Sit and watch your horse in the pasture and notice how active his ears are - they flicker, swivel and turn with the slightest of sounds. Since horses first evolved from the Hyracotherium over 55 million years ago, they have been listening for the snap of a twig or a rustle in the underbrush. That noise often meant something hungry was nearby. Instinct has hard-wired into them the necessity of using all of their senses to make sure they are not next on some carnivores dinner menu.
Not only do our horses have big funnel-like exterior ears to capture and direct every sound, they also have a far greater range of hearing than we do.
Horses can hear moderately low to very high frequency sound, in the range of 14 Hz to 25 kHz, as compared to our measly range of 20 Hz to 20 kHz).
Horses ability to pick up ultrasonic sounds, while not quite as well as a bat, is infinitely better than ours. They will pick up the high-pitched squeal of a squeaky fan belt on your cousin's truck from miles away.
They are also able to capture the low frequency sounds, below our range. Research has shown that many sounds are transmitted to horses while they graze. They literally pick up vibrations via the bones of their jaw and the sounds travel up to their ears.
Now, let's talk about those swiveling ears. Just like old school satellite dishes, horses ears spin and twirl to capture sounds. They have an amazing 180 degree turn radius on those ears! Your horse will point his ears toward the sound he is focused on, even if his head is pointed another direction. The additional muscles that point and rotate equine ears allow this fine-tuning.
More than once I have tried to explain to my husband that women are hard-wired to be more aware of their surroundings and often more wary than men are. That we instinctively look under our vehicle as we enter the parking and hold our handbags close when walking down a dark street. He looks at me with puzzlement, as a burly big guy, he just doesn't get that.
Our horses have that same protective, awareness instinct times 1000. Of course, it is maddening when we are ambling along, enjoying a spring afternoon trail ride and your horse tenses, spins and bolts when he hears a twig snap. That is literally millions of years of keeping alive instincts kicking in.

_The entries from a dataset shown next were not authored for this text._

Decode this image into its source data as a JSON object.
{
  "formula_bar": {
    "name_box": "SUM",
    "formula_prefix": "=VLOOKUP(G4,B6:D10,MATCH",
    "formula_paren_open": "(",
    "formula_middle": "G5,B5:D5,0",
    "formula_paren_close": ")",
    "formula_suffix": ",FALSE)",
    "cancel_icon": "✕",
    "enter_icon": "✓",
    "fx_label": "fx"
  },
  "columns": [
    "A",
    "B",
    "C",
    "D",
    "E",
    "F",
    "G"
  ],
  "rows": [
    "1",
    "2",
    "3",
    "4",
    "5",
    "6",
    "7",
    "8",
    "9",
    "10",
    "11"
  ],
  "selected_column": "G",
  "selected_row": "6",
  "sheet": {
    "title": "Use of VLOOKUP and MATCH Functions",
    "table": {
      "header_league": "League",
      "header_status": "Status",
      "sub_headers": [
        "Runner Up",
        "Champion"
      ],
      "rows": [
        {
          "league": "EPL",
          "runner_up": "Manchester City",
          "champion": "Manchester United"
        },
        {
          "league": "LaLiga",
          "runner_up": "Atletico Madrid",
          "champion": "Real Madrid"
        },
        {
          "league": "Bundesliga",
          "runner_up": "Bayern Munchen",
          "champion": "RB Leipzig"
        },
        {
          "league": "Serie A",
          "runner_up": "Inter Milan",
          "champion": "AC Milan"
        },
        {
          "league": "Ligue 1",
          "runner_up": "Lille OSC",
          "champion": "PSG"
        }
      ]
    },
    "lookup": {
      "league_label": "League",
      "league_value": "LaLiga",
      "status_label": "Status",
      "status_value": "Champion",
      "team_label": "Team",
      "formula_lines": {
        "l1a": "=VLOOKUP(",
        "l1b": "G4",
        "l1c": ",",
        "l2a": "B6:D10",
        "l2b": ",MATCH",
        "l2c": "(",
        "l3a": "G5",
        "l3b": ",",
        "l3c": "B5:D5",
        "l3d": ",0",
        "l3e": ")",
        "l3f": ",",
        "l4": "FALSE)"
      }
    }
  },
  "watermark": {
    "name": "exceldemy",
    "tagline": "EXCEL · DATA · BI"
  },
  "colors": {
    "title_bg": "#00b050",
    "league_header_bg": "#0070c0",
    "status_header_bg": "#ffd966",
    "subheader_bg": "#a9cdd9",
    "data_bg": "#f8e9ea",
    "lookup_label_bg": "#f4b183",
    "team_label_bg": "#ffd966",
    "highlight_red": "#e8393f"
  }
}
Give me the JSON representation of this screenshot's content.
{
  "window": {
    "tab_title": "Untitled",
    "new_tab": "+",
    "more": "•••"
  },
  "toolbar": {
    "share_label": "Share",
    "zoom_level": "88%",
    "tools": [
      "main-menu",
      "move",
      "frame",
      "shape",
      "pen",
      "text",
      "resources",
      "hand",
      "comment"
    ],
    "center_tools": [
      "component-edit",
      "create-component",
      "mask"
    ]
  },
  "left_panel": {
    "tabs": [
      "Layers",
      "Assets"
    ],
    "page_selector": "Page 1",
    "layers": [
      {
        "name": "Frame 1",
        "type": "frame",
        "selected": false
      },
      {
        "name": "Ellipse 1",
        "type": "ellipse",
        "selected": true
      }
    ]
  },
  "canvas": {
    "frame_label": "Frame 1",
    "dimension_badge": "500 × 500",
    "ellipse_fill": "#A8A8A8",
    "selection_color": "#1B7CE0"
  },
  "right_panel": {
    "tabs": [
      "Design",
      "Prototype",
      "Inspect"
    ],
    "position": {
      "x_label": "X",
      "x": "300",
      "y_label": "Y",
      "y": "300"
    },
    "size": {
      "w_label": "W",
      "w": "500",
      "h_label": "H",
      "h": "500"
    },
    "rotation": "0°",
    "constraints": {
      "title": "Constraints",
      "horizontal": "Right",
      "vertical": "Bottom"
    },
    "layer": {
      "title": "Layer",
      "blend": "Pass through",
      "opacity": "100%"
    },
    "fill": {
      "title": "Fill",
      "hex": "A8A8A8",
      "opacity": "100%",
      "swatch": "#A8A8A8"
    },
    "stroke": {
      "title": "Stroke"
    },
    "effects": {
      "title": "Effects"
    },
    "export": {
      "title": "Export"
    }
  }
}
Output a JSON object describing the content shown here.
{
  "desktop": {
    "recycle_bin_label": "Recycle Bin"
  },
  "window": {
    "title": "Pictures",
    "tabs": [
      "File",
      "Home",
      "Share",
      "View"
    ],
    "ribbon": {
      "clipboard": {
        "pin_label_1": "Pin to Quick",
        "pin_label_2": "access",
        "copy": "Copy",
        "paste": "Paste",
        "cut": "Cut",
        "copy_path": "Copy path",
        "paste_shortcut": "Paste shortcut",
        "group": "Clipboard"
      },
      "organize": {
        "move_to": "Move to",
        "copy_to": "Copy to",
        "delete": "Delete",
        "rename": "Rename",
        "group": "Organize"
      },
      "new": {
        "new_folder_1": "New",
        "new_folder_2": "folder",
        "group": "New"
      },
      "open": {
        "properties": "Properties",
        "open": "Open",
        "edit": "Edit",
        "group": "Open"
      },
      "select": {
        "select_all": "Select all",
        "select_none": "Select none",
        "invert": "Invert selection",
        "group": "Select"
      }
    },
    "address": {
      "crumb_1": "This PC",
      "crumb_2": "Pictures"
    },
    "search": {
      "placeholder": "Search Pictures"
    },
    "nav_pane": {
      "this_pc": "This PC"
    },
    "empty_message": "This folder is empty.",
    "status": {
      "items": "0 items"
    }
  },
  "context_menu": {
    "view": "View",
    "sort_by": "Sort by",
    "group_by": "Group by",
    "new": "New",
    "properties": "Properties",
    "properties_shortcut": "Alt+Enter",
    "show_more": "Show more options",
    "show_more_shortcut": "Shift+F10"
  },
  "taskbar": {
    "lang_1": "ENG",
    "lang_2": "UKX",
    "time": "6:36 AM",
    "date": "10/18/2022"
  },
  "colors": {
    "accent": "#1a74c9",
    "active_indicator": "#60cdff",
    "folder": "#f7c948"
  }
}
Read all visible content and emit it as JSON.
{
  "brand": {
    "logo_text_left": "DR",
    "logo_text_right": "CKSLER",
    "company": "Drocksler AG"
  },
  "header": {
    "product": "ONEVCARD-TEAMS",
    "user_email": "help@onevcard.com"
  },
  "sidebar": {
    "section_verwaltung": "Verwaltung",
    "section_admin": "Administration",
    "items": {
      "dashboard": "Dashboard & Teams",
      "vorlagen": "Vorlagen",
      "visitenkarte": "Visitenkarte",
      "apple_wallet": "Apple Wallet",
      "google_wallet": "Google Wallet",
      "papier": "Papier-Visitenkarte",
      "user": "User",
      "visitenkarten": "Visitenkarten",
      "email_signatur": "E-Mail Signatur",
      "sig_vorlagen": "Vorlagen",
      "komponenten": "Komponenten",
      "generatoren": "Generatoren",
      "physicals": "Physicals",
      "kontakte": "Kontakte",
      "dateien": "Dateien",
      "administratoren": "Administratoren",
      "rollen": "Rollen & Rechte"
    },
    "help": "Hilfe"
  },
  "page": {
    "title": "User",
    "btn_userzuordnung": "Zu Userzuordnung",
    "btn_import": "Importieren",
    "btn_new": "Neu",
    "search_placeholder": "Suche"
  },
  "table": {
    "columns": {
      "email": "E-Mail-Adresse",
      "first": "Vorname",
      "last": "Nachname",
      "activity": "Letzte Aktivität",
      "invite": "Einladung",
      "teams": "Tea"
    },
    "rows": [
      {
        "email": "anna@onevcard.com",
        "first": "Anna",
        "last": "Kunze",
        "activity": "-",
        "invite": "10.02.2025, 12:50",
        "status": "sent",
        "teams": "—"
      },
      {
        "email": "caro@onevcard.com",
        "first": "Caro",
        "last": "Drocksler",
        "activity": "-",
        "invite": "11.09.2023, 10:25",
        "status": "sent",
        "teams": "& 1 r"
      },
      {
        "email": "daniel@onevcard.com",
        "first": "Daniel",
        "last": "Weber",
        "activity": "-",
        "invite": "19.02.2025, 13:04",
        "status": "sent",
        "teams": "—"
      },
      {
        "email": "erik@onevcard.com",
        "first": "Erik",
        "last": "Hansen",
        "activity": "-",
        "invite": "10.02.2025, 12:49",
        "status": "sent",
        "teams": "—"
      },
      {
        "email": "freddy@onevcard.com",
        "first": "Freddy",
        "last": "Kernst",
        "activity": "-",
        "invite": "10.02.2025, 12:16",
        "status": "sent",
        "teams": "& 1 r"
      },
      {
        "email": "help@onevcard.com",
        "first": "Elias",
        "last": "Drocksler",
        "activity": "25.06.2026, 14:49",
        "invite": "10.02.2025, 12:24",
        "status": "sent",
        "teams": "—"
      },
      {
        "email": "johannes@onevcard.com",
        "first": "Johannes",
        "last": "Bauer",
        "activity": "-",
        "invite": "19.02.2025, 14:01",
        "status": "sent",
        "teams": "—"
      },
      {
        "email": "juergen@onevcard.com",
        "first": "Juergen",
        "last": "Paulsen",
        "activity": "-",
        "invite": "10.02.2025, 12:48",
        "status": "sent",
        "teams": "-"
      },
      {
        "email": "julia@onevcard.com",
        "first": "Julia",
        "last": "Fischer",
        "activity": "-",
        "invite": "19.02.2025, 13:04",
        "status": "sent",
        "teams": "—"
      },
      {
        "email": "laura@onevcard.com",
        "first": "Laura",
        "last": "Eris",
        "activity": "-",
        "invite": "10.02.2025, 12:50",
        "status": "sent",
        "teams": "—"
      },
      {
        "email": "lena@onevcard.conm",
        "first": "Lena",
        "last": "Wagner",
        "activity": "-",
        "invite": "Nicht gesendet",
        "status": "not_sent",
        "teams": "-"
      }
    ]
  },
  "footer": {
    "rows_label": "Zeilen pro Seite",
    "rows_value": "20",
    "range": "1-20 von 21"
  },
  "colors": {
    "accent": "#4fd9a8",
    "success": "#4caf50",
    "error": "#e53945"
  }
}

Of course, some horses are wound a bit tighter than others (just like us). But if you learn your horse's reaction tolerance levels, it can make for a lot smoother trail ride!